Food Service Chipotle continues to struggle
The restaurant chain, still recovering from last year’s E. coli and norovirus outbreaks, now expects a loss of $1 per share or worse in this year’s first quarter.
Chipotle in the S.E.C. filing also said it had hired James Marsden, Ph.D., as executive director of food safety. Dr. Marsden previously was on the faculty at Kansas State University’s Animal Science and Industry Department as the Regent’s Distinguished Professor of Food Safety and Security. He also served as the associate director of the Biosecurity Research Institute at the university.
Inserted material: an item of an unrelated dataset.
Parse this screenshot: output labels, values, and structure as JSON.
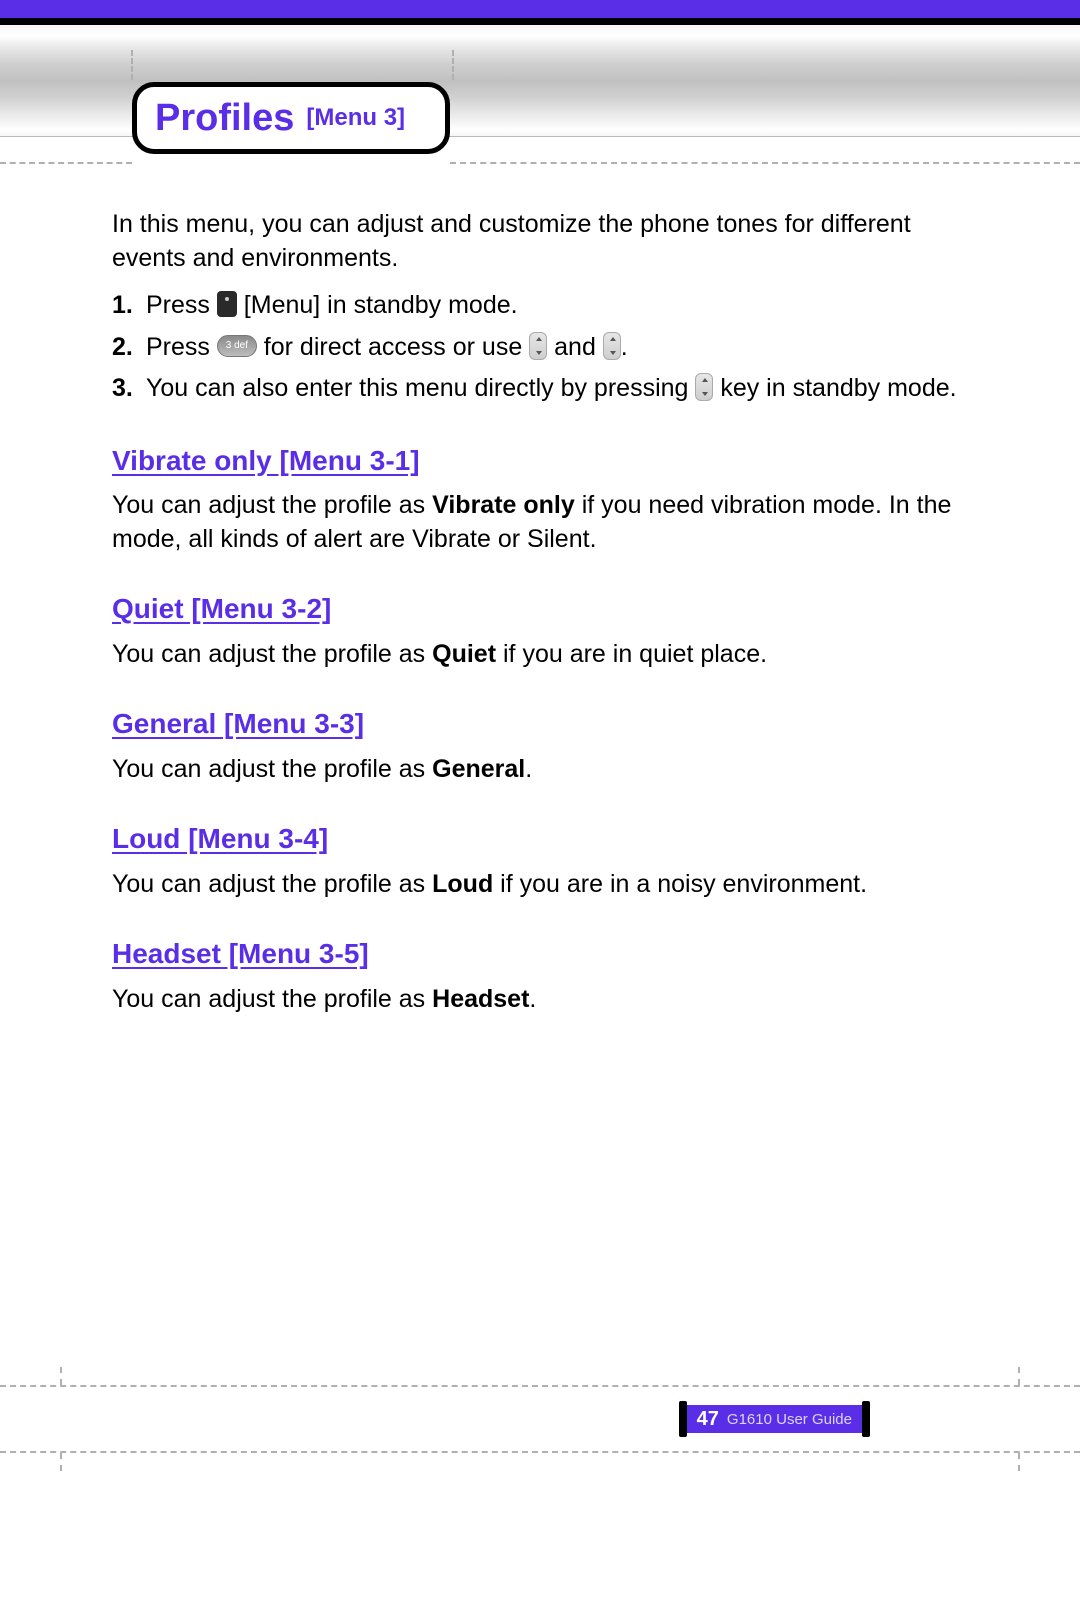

The Centers for Disease Control and Prevention (C.D.C.) in 2015 linked food safety outbreaks that affected dozens of people to Chipotle. The C.D.C. on 1 February of this year said the outbreaks appeared to be over, but Chipotle’s sales figures are still ailing. Comparable store sales declined 22% in the first week of March, according to the 15 March S.E.C. filing.
Comparable store sales, however, fell 27% in the second week of March after news broke that Chipotle closed one Boston restaurant. The closing came after some Chipotle workers, but not customers, became sick.
In relation to the first-quarter loss, Denver-based Chipotle expects increased spending in marketing and promotions in the first half of 2016, according to the S.E.C. filing. The chain also expects higher food costs because of additional food safety protocols.
Chipotle said its free burrito offers via mobile and direct mail have been successful so far. Mark Crumpacker, chief creative and development officer, said redemption rates were 67% for the mobile offers. He expects the mail offers to have redemption rates between 20% and 30%.
Mr. Crumpacker also addressed a question about how a cause for the 2015 food safety outbreaks was never found. The restaurant chain worked with the C.D.C., epidemiologists, food safety experts and local health departments, he said.